**Problem to solve**
Gather each line of the records where "Advanced" appears.

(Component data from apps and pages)
• • • • •

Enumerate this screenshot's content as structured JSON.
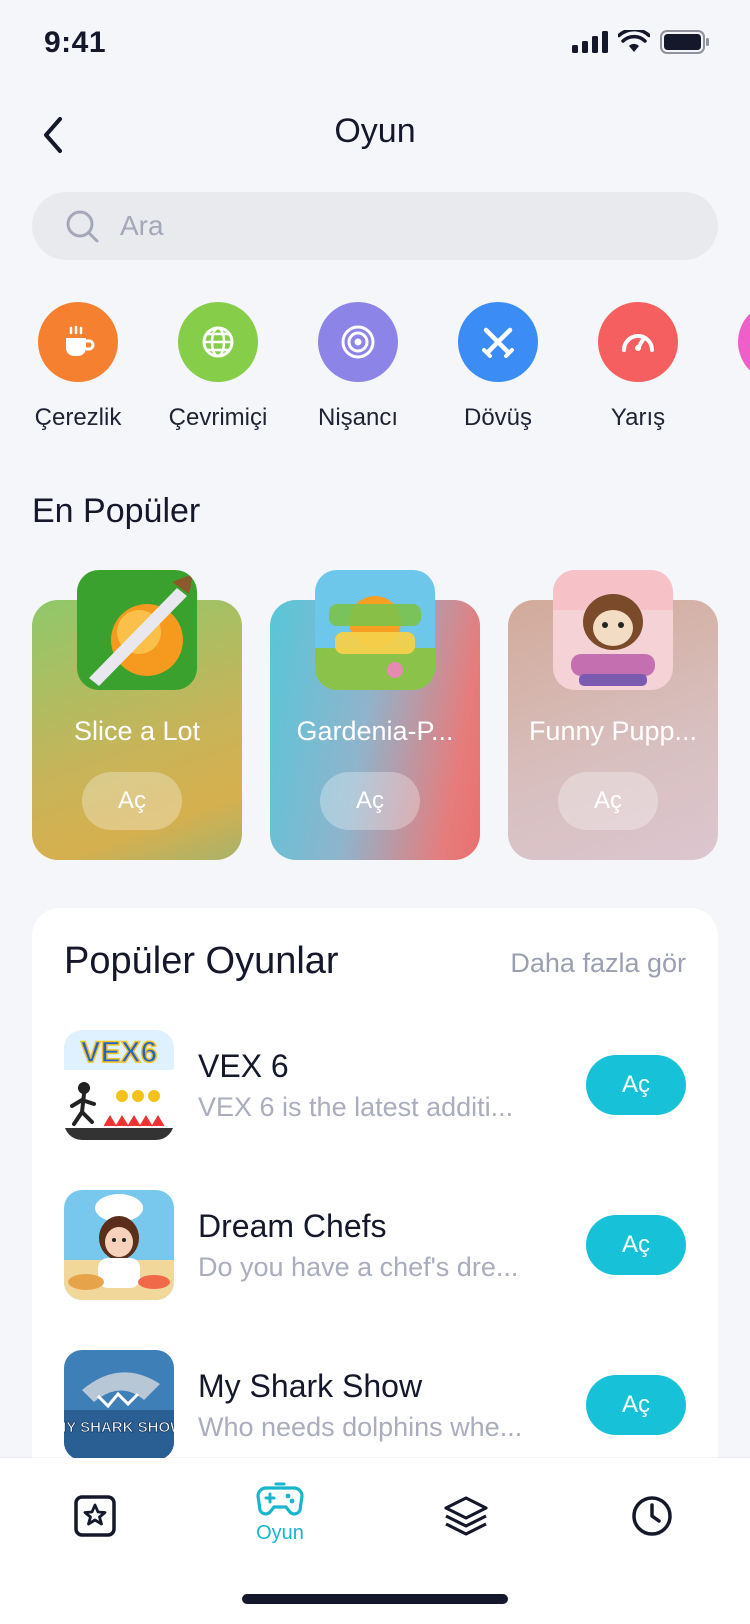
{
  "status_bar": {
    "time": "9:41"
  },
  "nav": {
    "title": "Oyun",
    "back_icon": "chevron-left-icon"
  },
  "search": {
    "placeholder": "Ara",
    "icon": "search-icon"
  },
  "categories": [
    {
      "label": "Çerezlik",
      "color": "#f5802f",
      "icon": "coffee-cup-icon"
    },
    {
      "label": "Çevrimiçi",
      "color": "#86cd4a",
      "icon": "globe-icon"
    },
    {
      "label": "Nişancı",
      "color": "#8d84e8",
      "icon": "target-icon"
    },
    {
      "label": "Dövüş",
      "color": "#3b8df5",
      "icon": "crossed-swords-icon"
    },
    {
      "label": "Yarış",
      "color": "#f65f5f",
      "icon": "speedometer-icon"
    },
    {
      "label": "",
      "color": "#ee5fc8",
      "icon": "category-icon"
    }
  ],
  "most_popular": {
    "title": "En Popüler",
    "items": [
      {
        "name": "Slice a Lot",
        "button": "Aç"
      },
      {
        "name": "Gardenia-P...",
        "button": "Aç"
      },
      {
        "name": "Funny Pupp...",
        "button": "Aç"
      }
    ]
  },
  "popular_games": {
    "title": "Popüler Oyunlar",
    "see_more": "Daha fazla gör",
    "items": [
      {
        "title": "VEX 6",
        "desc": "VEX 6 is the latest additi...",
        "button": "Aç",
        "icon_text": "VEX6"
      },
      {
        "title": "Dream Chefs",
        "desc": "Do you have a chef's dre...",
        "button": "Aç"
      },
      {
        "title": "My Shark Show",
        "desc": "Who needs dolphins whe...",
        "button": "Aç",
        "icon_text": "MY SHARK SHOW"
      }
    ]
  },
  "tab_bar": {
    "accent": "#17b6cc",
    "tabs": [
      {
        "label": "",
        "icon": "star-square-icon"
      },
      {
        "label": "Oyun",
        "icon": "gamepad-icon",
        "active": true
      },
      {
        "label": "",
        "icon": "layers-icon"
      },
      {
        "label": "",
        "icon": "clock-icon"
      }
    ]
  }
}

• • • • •

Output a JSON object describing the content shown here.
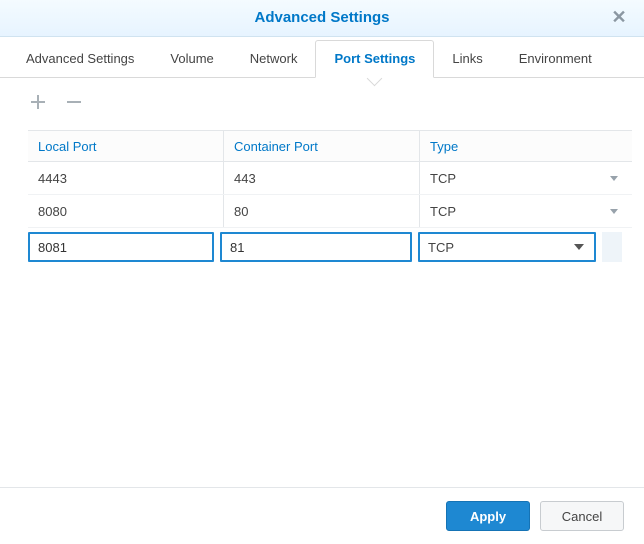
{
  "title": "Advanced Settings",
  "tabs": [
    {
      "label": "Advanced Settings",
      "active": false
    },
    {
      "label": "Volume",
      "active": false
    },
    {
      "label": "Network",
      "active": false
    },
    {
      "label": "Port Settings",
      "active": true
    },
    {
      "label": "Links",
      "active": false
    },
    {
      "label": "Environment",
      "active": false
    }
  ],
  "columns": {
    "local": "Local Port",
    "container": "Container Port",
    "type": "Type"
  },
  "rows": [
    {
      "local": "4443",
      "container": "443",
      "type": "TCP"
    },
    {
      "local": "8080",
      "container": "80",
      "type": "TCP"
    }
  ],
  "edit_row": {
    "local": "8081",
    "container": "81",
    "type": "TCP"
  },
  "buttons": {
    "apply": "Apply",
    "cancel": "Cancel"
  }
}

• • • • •

**Completed exercise**
  "title": "Advanced Settings",
      "label": "Advanced Settings",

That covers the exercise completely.